[Start of section]

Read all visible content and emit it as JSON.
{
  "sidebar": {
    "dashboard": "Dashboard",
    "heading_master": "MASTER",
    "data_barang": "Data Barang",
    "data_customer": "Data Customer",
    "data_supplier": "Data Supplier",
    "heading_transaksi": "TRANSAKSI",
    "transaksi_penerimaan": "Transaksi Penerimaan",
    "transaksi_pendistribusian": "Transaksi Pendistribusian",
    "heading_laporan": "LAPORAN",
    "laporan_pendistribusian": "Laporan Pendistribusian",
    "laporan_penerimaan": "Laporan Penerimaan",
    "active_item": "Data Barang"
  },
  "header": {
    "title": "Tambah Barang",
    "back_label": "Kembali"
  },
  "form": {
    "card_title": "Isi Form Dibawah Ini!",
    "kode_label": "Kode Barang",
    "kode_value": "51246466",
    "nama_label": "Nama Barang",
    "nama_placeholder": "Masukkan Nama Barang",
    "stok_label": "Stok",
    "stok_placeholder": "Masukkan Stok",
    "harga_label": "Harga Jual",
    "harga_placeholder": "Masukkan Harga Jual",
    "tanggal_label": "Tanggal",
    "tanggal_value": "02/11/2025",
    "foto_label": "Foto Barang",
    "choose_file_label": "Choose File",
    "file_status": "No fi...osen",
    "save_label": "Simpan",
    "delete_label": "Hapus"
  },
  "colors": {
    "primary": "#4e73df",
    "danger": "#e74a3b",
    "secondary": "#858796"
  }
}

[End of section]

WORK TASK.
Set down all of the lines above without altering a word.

ANSWER AREA.
Read all visible content and emit it as JSON.
{
  "sidebar": {
    "dashboard": "Dashboard",
    "heading_master": "MASTER",
    "data_barang": "Data Barang",
    "data_customer": "Data Customer",
    "data_supplier": "Data Supplier",
    "heading_transaksi": "TRANSAKSI",
    "transaksi_penerimaan": "Transaksi Penerimaan",
    "transaksi_pendistribusian": "Transaksi Pendistribusian",
    "heading_laporan": "LAPORAN",
    "laporan_pendistribusian": "Laporan Pendistribusian",
    "laporan_penerimaan": "Laporan Penerimaan",
    "active_item": "Data Barang"
  },
  "header": {
    "title": "Tambah Barang",
    "back_label": "Kembali"
  },
  "form": {
    "card_title": "Isi Form Dibawah Ini!",
    "kode_label": "Kode Barang",
    "kode_value": "51246466",
    "nama_label": "Nama Barang",
    "nama_placeholder": "Masukkan Nama Barang",
    "stok_label": "Stok",
    "stok_placeholder": "Masukkan Stok",
    "harga_label": "Harga Jual",
    "harga_placeholder": "Masukkan Harga Jual",
    "tanggal_label": "Tanggal",
    "tanggal_value": "02/11/2025",
    "foto_label": "Foto Barang",
    "choose_file_label": "Choose File",
    "file_status": "No fi...osen",
    "save_label": "Simpan",
    "delete_label": "Hapus"
  },
  "colors": {
    "primary": "#4e73df",
    "danger": "#e74a3b",
    "secondary": "#858796"
  }
}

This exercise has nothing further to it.